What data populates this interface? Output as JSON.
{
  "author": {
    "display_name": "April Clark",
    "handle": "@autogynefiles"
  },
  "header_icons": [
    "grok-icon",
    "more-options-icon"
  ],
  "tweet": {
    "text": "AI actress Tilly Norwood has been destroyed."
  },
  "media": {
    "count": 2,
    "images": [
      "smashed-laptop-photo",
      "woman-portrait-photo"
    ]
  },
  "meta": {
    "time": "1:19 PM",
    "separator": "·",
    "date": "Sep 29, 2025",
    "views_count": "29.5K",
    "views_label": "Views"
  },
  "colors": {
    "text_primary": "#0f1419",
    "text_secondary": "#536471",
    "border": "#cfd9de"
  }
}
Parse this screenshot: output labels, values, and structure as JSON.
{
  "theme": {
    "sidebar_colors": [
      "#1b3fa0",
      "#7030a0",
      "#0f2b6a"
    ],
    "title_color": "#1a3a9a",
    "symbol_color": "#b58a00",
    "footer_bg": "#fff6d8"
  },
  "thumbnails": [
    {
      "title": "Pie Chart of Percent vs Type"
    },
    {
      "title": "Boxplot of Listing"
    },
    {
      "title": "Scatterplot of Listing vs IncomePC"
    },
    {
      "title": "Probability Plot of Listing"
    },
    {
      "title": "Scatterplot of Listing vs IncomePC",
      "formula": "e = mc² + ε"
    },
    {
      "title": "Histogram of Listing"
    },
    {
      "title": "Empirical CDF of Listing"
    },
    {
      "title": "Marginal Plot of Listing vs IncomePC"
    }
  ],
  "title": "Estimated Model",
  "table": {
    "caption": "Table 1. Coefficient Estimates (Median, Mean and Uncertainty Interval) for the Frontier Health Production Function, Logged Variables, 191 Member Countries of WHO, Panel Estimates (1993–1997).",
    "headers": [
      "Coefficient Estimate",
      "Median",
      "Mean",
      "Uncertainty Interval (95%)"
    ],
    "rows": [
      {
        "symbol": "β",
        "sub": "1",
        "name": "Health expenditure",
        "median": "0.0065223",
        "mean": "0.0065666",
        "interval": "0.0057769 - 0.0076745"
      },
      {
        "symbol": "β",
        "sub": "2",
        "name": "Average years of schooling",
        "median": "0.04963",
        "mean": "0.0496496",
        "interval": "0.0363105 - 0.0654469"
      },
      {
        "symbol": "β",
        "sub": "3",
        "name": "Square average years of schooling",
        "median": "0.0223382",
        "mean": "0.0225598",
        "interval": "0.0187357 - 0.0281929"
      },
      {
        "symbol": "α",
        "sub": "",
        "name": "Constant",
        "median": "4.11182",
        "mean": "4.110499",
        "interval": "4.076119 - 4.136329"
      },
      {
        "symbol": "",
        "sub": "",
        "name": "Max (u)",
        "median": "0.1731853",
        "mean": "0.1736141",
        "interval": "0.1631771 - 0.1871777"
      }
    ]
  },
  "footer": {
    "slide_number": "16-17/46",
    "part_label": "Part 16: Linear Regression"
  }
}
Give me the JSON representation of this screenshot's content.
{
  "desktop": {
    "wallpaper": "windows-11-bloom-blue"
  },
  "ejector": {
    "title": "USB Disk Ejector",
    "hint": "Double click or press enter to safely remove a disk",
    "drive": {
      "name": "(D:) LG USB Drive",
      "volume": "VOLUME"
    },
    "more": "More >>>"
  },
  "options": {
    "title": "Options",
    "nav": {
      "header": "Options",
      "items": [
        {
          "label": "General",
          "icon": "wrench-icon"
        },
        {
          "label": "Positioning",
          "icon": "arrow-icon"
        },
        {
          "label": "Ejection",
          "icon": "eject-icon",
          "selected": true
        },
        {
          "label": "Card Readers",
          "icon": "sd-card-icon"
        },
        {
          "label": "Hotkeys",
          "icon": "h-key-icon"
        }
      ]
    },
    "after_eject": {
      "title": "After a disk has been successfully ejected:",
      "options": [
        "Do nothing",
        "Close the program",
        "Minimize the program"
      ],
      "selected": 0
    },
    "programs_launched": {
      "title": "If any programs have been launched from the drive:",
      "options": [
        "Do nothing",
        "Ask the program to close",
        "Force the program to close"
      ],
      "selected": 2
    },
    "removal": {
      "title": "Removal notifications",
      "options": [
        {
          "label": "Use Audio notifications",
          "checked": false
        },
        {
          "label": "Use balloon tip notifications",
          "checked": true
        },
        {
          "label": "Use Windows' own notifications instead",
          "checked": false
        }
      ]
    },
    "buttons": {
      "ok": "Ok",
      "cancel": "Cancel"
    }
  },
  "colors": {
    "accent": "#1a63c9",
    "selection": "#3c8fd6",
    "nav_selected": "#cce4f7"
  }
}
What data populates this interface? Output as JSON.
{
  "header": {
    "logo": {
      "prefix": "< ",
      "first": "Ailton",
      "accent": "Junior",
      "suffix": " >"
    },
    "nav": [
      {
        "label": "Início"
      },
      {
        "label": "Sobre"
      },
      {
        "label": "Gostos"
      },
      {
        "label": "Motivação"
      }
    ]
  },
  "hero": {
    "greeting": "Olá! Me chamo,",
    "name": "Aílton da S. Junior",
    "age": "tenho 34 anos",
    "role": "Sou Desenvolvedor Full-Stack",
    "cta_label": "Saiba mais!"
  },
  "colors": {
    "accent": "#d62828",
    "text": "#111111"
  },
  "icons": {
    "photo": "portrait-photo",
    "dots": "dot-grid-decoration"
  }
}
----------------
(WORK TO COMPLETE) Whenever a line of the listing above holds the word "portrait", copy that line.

(RESPONSE TO THIS EXERCISE)
      "woman-portrait-photo"
    "photo": "portrait-photo",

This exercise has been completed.